“Bow to the will of God?” Northumberland smiled. “It should not be difficult to convince His Majesty to resolve the situation as we wish—not with eternal damnation hanging over the boy’s head. That is what he will face if he allows his Catholic sister to succeed him on the throne and lead England back to the evils of popery—the worshipping of saints’ bones that are really pigs’ knuckles and indulgences for sale by greedy priests, any sin forgiven if enough money is paid to the church. Worse still, servitude to Rome and a foreign pope who cares little for the welfare of this island. No. We cannot allow a return to that slavery. As to your fear that Edward will thwart our plans before all is prepared, do not underestimate my resourcefulness, Suffolk. I have certain assurances from the woman I have hired to see to His Majesty’s comfort.”
I chewed my lip. Edward . . . His Majesty . . . they were speaking of my cousin, the king. I had barely formed the thought when my father gave a snort of disgust.
“Comfort? Last we spoke, you said Edward coughs up blood. There is no telling how soon he may die.”
“Careful!” Northumberland looked around the room. I held my breath, fearing he might see me with his demon powers. “It is treason to predict the death of a king.”
“It may be, but I have seen enough consumption to know when the end is near.” Father lifted a gilt ewer and poured two goblets of wine. Never had I seen my father perform such a lowly task for himself. Strange, not even Father’s most trusted servant was near. “As for treason,” Father said, offering a goblet to his guest, “there are many in this kingdom who would call the business we do tomorrow the work of traitors.”
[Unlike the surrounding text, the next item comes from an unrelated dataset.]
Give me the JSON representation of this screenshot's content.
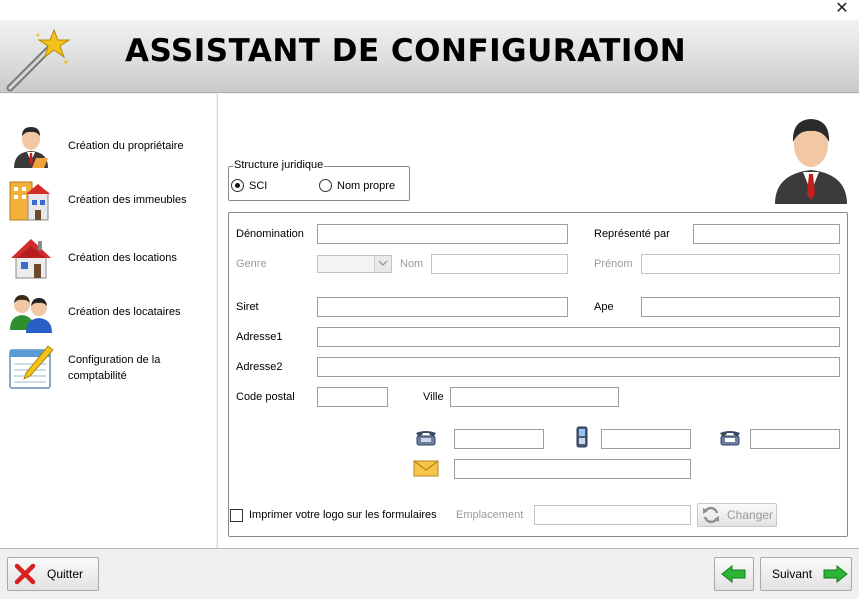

What business? I frowned. Tomorrow there could be no business at all. The day would be spent in celebration of two weddings. Jane’s to Guilford Dudley, Northumberland’s youngest son, and Kat’s to the Earl of Pembroke’s lad. My chest ached whenever I thought of it. Two sisters lost in one day. Me, left behind.
My musings were drowned out by Northumberland. “Ignorant crofters might object to what we do, but many Englishmen would say we pull the realm back from the brink of hell. If the Catholics regain power, what do you think will happen to those who took the chalices from their churches and turned abbeys into country manors? Men like you and me, Suffolk? It is our duty to protect England’s simple people from their own ignorance. Your daughters will give us the power to see it done. First Jane and Katherine, then Mary.”
At the sound of my name, I closed my hands into fists. My nails scraped the rough back of the tapestry. I held my breath in terror.
“Leave Mary out of it,” Father said. “No nobleman will wed someone like her—even if she does carry the blood of the royal Tudors in her veins.”
“I think you underestimate the power of ambition. We will gamble with her in addition to the others.” Northumberland’s smile chilled me. “So the game begins. What is your stake to be, Suffolk?”
Father grasped his ivory dice, then cast them upon the table. “I wager three maids for a crown.”
Excerpted from Three Maids for a Crown by Ella March Chase. Copyright © 2011 by Ella March Chase. Excerpted by permission of Broadway, a division of Random House, Inc. All rights reserved. No part of this excerpt may be reproduced or reprinted without permission in writing from the publisher.